Your copy should repeat each record exactly and contain none of the pictures.

--

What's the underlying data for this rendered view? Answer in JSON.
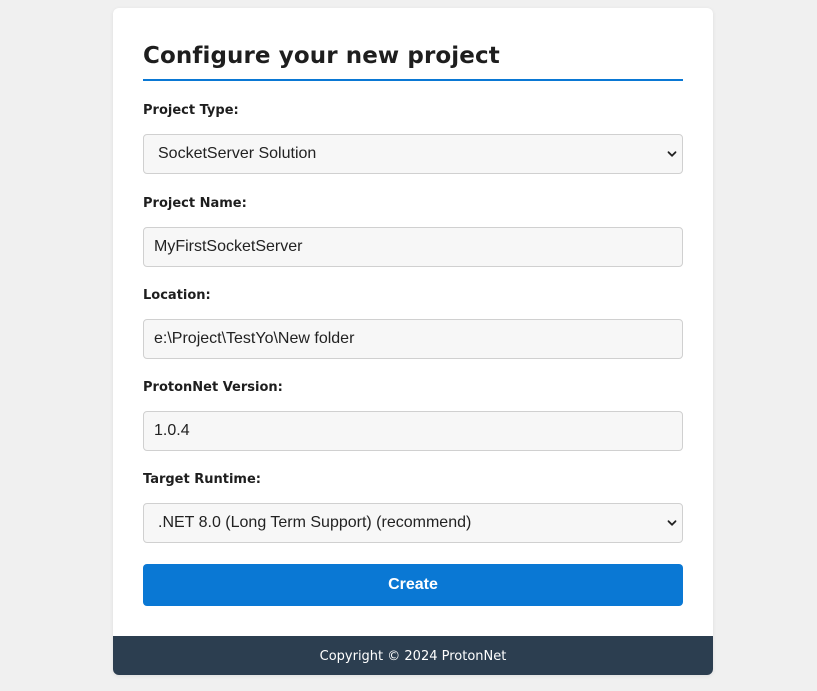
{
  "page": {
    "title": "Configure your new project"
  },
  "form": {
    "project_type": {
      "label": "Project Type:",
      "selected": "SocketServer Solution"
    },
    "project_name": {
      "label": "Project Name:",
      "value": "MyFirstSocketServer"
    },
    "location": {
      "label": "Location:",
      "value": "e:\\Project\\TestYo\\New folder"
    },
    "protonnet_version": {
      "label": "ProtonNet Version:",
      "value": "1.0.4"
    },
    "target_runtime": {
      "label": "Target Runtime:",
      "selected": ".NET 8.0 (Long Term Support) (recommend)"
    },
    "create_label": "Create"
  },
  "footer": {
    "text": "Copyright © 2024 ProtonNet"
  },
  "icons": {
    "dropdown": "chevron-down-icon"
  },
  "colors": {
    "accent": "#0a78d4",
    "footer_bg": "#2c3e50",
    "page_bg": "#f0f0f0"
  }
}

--

• [Answer to this task]
What's the underlying data for this rendered view? Answer in JSON.
{
  "page": {
    "title": "Configure your new project"
  },
  "form": {
    "project_type": {
      "label": "Project Type:",
      "selected": "SocketServer Solution"
    },
    "project_name": {
      "label": "Project Name:",
      "value": "MyFirstSocketServer"
    },
    "location": {
      "label": "Location:",
      "value": "e:\\Project\\TestYo\\New folder"
    },
    "protonnet_version": {
      "label": "ProtonNet Version:",
      "value": "1.0.4"
    },
    "target_runtime": {
      "label": "Target Runtime:",
      "selected": ".NET 8.0 (Long Term Support) (recommend)"
    },
    "create_label": "Create"
  },
  "footer": {
    "text": "Copyright © 2024 ProtonNet"
  },
  "icons": {
    "dropdown": "chevron-down-icon"
  },
  "colors": {
    "accent": "#0a78d4",
    "footer_bg": "#2c3e50",
    "page_bg": "#f0f0f0"
  }
}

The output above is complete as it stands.